• THE TASK: Go through the records below and tally the lines that include "JSON". Answer with the number only.

Entries from a dataset of interfaces:
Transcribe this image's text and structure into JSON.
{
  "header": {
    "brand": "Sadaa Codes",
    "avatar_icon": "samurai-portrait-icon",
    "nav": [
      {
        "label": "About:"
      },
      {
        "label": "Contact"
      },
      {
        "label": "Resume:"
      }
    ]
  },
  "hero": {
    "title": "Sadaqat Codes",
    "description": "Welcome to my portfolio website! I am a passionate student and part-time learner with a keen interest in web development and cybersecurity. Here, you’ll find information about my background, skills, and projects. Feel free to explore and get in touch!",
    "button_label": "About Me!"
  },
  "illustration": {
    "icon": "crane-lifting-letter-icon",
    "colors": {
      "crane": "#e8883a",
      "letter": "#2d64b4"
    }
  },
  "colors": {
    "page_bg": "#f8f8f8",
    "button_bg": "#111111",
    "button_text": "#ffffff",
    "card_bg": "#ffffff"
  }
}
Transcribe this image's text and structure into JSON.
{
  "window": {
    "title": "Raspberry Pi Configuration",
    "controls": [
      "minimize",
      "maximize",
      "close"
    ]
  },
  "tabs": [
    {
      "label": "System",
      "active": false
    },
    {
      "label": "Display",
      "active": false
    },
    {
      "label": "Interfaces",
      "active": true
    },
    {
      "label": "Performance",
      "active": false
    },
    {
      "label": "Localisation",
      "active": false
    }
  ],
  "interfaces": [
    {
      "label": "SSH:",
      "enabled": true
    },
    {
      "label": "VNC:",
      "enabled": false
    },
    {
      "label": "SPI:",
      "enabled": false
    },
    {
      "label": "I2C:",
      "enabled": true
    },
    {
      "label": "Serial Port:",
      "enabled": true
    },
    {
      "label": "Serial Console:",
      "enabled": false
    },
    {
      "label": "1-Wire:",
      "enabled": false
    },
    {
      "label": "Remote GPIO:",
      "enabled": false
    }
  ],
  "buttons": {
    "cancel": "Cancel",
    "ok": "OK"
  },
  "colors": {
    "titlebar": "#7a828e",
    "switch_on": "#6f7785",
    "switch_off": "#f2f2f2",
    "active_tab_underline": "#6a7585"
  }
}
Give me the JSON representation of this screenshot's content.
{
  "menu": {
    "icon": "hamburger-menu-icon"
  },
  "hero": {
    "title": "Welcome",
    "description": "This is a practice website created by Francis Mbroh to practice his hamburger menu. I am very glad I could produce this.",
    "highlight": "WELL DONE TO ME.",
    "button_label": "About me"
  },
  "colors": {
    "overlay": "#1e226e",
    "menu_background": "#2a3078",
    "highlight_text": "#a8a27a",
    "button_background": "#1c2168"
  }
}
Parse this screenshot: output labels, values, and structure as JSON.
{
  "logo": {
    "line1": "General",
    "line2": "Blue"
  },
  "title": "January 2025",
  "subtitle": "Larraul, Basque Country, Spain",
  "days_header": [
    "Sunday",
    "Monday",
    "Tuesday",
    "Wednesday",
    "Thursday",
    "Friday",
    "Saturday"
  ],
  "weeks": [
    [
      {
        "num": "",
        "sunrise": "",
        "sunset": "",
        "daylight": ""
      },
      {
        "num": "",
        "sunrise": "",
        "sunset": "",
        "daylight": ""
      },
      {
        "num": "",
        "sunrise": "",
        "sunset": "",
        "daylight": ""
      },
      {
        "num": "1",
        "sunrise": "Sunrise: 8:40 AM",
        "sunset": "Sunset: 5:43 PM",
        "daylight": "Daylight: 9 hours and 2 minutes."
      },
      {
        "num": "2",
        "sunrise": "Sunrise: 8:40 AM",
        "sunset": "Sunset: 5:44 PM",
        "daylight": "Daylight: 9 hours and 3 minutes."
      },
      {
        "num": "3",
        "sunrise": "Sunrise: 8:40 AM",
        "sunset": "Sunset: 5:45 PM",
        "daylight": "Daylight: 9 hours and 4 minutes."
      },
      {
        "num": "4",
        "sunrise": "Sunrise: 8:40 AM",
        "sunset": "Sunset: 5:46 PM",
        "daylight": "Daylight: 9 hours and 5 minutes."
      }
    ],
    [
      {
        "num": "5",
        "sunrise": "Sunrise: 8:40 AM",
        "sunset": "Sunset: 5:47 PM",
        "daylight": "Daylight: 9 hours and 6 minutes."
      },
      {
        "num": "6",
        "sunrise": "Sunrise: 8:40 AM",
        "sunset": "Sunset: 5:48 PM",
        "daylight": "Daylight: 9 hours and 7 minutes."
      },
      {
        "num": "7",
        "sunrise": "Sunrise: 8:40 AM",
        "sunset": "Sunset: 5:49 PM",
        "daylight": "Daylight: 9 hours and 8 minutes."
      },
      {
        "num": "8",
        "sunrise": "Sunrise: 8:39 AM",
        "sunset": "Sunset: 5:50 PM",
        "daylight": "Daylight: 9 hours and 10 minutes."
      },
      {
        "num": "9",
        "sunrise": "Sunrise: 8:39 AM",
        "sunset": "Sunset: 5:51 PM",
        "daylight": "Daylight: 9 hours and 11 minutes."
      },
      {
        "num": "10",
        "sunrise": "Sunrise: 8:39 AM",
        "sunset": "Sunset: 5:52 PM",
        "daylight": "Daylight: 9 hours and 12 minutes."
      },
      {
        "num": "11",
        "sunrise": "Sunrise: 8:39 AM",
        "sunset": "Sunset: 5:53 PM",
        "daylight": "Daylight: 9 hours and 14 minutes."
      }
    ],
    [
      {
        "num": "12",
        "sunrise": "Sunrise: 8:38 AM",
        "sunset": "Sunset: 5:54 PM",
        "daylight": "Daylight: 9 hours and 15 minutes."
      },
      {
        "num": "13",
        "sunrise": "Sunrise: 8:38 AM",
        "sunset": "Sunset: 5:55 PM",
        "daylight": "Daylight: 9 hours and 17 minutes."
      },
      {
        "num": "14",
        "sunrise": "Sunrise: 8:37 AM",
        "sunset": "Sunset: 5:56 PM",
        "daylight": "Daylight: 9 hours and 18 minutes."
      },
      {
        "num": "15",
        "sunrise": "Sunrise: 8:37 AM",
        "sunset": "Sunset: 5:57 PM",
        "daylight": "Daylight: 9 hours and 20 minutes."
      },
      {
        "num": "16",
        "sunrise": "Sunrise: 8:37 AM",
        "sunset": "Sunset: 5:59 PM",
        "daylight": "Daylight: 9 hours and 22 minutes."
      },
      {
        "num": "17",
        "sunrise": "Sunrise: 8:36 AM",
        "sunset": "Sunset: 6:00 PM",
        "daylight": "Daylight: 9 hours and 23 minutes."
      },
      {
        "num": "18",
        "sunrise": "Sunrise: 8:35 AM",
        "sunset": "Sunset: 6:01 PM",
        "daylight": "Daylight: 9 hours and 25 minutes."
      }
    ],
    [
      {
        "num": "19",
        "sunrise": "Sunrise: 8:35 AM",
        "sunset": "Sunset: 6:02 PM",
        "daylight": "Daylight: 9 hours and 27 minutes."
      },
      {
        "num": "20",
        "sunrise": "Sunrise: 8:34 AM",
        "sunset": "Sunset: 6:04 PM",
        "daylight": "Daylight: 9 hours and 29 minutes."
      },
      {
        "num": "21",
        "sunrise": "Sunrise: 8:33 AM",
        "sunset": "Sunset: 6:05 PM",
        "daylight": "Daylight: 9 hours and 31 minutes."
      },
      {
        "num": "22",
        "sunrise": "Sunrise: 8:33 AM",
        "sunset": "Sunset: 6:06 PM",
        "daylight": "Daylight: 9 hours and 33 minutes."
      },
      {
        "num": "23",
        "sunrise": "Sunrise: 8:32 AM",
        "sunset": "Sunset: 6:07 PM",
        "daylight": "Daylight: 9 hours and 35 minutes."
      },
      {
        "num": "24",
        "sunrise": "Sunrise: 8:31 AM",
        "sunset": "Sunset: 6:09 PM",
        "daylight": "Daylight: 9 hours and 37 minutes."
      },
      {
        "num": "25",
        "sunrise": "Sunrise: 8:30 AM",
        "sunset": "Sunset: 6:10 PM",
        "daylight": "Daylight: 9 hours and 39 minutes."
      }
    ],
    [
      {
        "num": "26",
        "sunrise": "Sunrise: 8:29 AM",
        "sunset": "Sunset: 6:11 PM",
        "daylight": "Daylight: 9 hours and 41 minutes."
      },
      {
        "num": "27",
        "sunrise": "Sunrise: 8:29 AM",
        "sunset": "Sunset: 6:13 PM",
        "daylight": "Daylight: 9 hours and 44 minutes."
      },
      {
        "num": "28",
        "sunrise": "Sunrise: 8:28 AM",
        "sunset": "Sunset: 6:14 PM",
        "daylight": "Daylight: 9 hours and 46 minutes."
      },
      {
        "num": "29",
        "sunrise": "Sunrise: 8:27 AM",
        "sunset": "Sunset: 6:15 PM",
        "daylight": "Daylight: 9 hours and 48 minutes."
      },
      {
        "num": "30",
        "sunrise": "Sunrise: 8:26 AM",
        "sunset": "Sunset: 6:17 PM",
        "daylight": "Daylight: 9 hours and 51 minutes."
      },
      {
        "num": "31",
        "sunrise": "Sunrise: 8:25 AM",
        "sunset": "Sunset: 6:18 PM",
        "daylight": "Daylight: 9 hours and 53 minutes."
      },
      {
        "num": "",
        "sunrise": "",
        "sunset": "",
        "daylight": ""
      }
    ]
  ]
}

• EXERCISE RESPONSE: 4